Only other members of The Florida Bar may be designated as an inventory lawyer.
Designated inventory lawyers must be eligible to practice law in Florida. They are not required to be practicing, only that they be eligible to do so.
Resident and nonresident members of the Bar may be designated as inventory lawyers.
How are inventory lawyers appointed?
When the need for an inventory lawyer arises, Bar counsel will verify that the designated inventory lawyer is eligible to practice law in Florida and contact the designated inventory lawyer. If the designee agrees to serve, Bar counsel will direct them to the inventory manual and, if necessary, will assist in filing a petition with the local circuit court for appointment of the inventory lawyer and securing an order of appointment.
How do I designate an inventory lawyer?
The easiest way is to visit the Bar’s website at floridabar.org. Go to “Member Portal” and look for the “Inventory Lawyer” link and fill out the online form.
How often must I make a designation?
Once a designation is made another designation is not required unless the originally designated inventory lawyer is no longer willing or able to serve. In such event designation of another inventory lawyer may be made online.
Is the requirement to designate an inventory lawyer applicable to government lawyers?
No. However, if a government lawyer has a private practice, a designation is required for that portion of the practice.
RULE 1-3.8 RIGHT TO INVENTORY
(a) Appointment; Grounds; Authority. Whenever a lawyer is suspended, disbarred, becomes a delinquent member, abandons a practice, disappears, dies, or suffers an involuntary leave of absence due to military service, catastrophic illness, or injury, and no partner, personal representative, or other responsible party capable of conducting the lawyer’s affairs is known to exist, the appropriate circuit court, on proper proof of the fact, may appoint a lawyer or lawyers to inventory the files of that lawyer (“the subject lawyer”) and to act as necessary to protect the interests of the subject lawyer’s clients.
(b) Maintenance of Confidentiality. Any lawyer appointed to inventory a subject lawyer’s files must not disclose any information contained in the inventoried files without the consent of the client to whom the files relate except as necessary to carry out the order of the court that appointed the lawyer to make the inventory. Lawyers appointed to inventory files may seek a protective order from the appropriate court or take other action necessary to protect confidential information of the subject lawyer’s clients.
(c) Status and Purpose of Inventory Lawyer. Nothing in this rule creates the duties or obligations of a lawyer-client, fiduciary, or other relationship between a lawyer appointed to inventory a subject lawyer’s files and the subject lawyer’s clients except for those duties and obligations specifically set forth in this rule and those duties and obligations inherent in the specific tasks undertaken by the inventory lawyer. The purpose of appointing an inventory lawyer is to avoid prejudice to the subject lawyer’s clients and, as a secondary result, prevent or reduce claims against the subject lawyer.

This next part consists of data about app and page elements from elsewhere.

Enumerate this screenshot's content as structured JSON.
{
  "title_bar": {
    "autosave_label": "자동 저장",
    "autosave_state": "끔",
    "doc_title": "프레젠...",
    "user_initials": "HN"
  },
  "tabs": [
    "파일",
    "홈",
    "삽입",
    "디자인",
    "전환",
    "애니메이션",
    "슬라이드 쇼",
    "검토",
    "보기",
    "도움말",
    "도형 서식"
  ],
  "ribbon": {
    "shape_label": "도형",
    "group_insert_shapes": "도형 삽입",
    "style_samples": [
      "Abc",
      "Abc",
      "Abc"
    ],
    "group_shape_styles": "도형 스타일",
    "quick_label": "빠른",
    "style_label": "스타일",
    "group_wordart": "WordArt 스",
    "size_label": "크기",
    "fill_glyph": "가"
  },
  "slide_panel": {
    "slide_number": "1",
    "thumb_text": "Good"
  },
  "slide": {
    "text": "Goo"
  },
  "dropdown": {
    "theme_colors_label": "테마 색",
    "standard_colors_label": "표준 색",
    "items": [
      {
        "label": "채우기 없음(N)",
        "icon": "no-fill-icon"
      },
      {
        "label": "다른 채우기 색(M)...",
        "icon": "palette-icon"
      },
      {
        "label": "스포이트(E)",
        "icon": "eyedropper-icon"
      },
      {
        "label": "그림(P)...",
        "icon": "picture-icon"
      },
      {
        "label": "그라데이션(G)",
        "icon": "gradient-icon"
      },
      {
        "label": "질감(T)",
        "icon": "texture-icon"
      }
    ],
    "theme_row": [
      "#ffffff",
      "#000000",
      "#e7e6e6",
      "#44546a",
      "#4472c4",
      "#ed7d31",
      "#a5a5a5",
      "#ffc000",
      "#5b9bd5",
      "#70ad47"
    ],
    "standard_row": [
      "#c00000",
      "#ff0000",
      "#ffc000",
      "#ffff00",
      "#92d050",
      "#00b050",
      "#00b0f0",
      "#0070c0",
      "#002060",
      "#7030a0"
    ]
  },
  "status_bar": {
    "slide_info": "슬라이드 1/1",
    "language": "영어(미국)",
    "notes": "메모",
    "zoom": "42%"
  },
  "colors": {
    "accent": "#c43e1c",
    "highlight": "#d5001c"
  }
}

(d) Designation of Inventory Lawyer. Each member of the Bar who practices law in Florida must designate another member of The Florida Bar who has agreed to serve as inventory lawyer under this rule except that no designation is required with respect to any portion of the member’s practice as an employee of a governmental entity. When the services of an inventory lawyer become necessary, an authorized representative of The Florida Bar will contact the designated member and determine the member’s current willingness to serve. The designated member is not under any obligation to serve as inventory lawyer.
(e) Payment of Inventory Lawyer. The Florida Bar may pay a reasonable fee set by the Bar’s executive director as approved by the Board of Governors and within the Bar’s annual budget for that year to a lawyer who agrees to conduct an inventory under this rule. Payment by The Florida Bar to an inventory lawyer will be made only with prior approval by the Bar, on an application approved by the Bar, and under parameters set by the Bar.
Originally published at https://www.floridabar.org/the-florida-bar-news/designate-your-inventory-lawyer-today/